**MATERIAL TO PROCESS**

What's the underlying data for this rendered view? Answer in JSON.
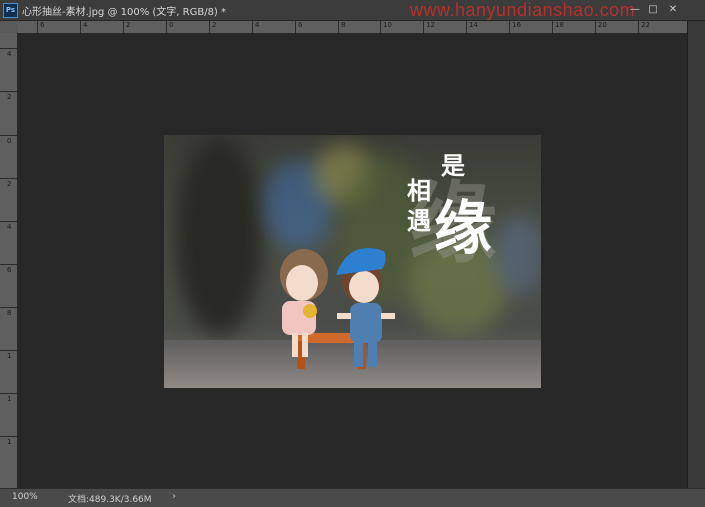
{
  "window": {
    "title": "心形抽丝-素材.jpg @ 100% (文字, RGB/8) *",
    "app_icon": "Ps",
    "watermark": "www.hanyundianshao.com",
    "controls": {
      "minimize": "—",
      "maximize": "□",
      "close": "✕"
    }
  },
  "rulers": {
    "horizontal": [
      "6",
      "4",
      "2",
      "0",
      "2",
      "4",
      "6",
      "8",
      "10",
      "12",
      "14",
      "16",
      "18",
      "20",
      "22"
    ],
    "vertical": [
      "4",
      "2",
      "0",
      "2",
      "4",
      "6",
      "8",
      "1",
      "1",
      "1"
    ]
  },
  "image_text": {
    "shi": "是",
    "xiang": "相",
    "yu": "遇",
    "yuan": "缘",
    "yuan_shadow": "缘"
  },
  "statusbar": {
    "zoom": "100%",
    "doc_info": "文档:489.3K/3.66M",
    "arrow": "›"
  }
}
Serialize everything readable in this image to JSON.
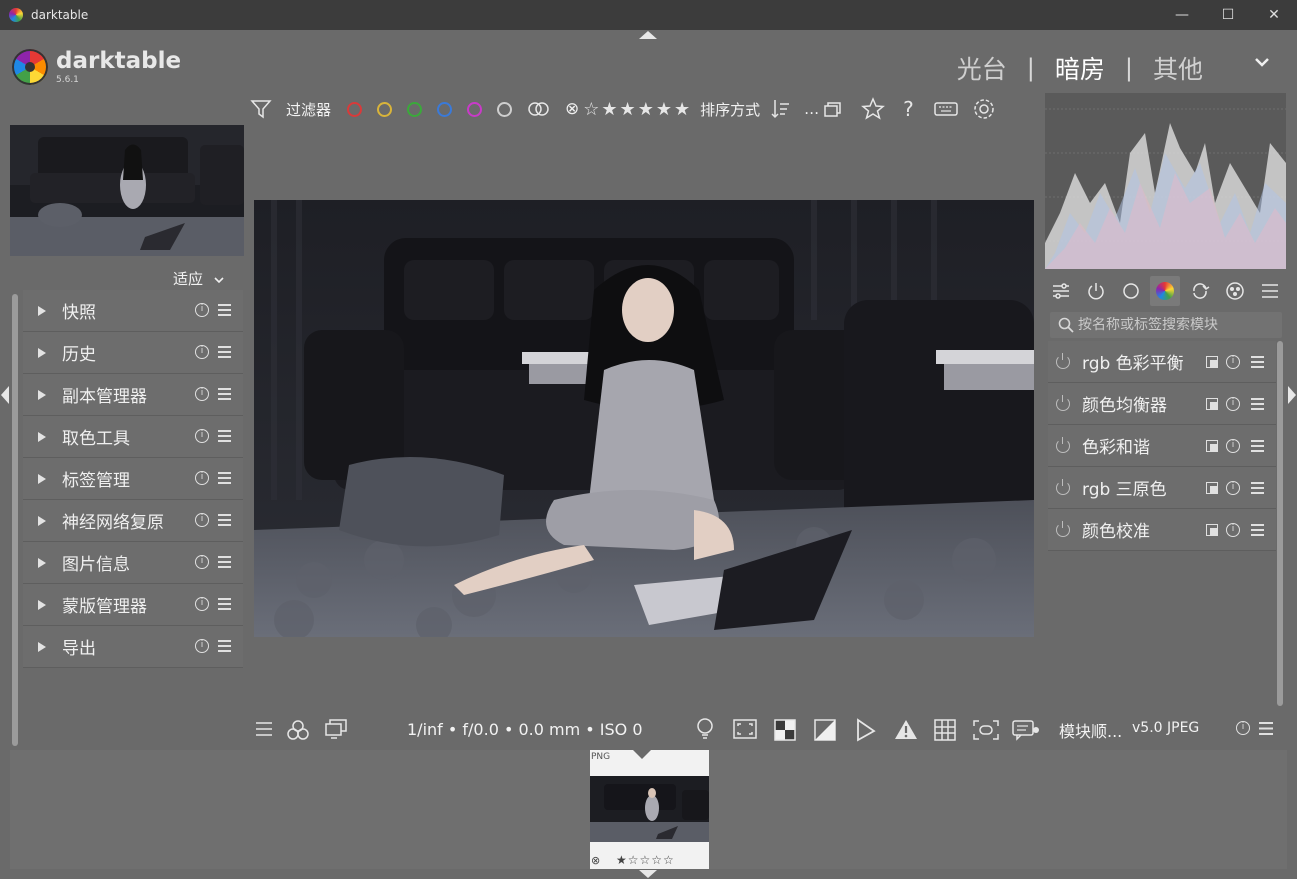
{
  "window": {
    "title": "darktable",
    "minimize": "—",
    "maximize": "☐",
    "close": "✕"
  },
  "header": {
    "app_name": "darktable",
    "version": "5.6.1",
    "views": [
      {
        "label": "光台"
      },
      {
        "label": "暗房"
      },
      {
        "label": "其他"
      }
    ],
    "active_view": "暗房"
  },
  "left_panel": {
    "zoom_label": "适应",
    "modules": [
      {
        "label": "快照"
      },
      {
        "label": "历史"
      },
      {
        "label": "副本管理器"
      },
      {
        "label": "取色工具"
      },
      {
        "label": "标签管理"
      },
      {
        "label": "神经网络复原"
      },
      {
        "label": "图片信息"
      },
      {
        "label": "蒙版管理器"
      },
      {
        "label": "导出"
      }
    ]
  },
  "top_toolbar": {
    "filter_label": "过滤器",
    "color_labels": [
      "#d93a3a",
      "#d9b43a",
      "#3aaa3a",
      "#3a7ad9",
      "#c93ac9"
    ],
    "sort_label": "排序方式",
    "ellipsis": "…",
    "help": "?"
  },
  "bottom_toolbar": {
    "exif": "1/inf • f/0.0 • 0.0 mm • ISO 0",
    "style_label": "模块顺...",
    "style_version": "v5.0 JPEG"
  },
  "right_panel": {
    "search_placeholder": "按名称或标签搜索模块",
    "modules": [
      {
        "label": "rgb 色彩平衡"
      },
      {
        "label": "颜色均衡器"
      },
      {
        "label": "色彩和谐"
      },
      {
        "label": "rgb 三原色"
      },
      {
        "label": "颜色校准"
      }
    ]
  },
  "filmstrip": {
    "format": "PNG",
    "reject": "⊗",
    "stars": "★☆☆☆☆"
  }
}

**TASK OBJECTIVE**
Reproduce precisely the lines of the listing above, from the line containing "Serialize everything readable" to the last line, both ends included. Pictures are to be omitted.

**COMPLETED EXERCISE**
Serialize everything readable in this image to JSON.
{
  "window": {
    "title": "darktable",
    "minimize": "—",
    "maximize": "☐",
    "close": "✕"
  },
  "header": {
    "app_name": "darktable",
    "version": "5.6.1",
    "views": [
      {
        "label": "光台"
      },
      {
        "label": "暗房"
      },
      {
        "label": "其他"
      }
    ],
    "active_view": "暗房"
  },
  "left_panel": {
    "zoom_label": "适应",
    "modules": [
      {
        "label": "快照"
      },
      {
        "label": "历史"
      },
      {
        "label": "副本管理器"
      },
      {
        "label": "取色工具"
      },
      {
        "label": "标签管理"
      },
      {
        "label": "神经网络复原"
      },
      {
        "label": "图片信息"
      },
      {
        "label": "蒙版管理器"
      },
      {
        "label": "导出"
      }
    ]
  },
  "top_toolbar": {
    "filter_label": "过滤器",
    "color_labels": [
      "#d93a3a",
      "#d9b43a",
      "#3aaa3a",
      "#3a7ad9",
      "#c93ac9"
    ],
    "sort_label": "排序方式",
    "ellipsis": "…",
    "help": "?"
  },
  "bottom_toolbar": {
    "exif": "1/inf • f/0.0 • 0.0 mm • ISO 0",
    "style_label": "模块顺...",
    "style_version": "v5.0 JPEG"
  },
  "right_panel": {
    "search_placeholder": "按名称或标签搜索模块",
    "modules": [
      {
        "label": "rgb 色彩平衡"
      },
      {
        "label": "颜色均衡器"
      },
      {
        "label": "色彩和谐"
      },
      {
        "label": "rgb 三原色"
      },
      {
        "label": "颜色校准"
      }
    ]
  },
  "filmstrip": {
    "format": "PNG",
    "reject": "⊗",
    "stars": "★☆☆☆☆"
  }
}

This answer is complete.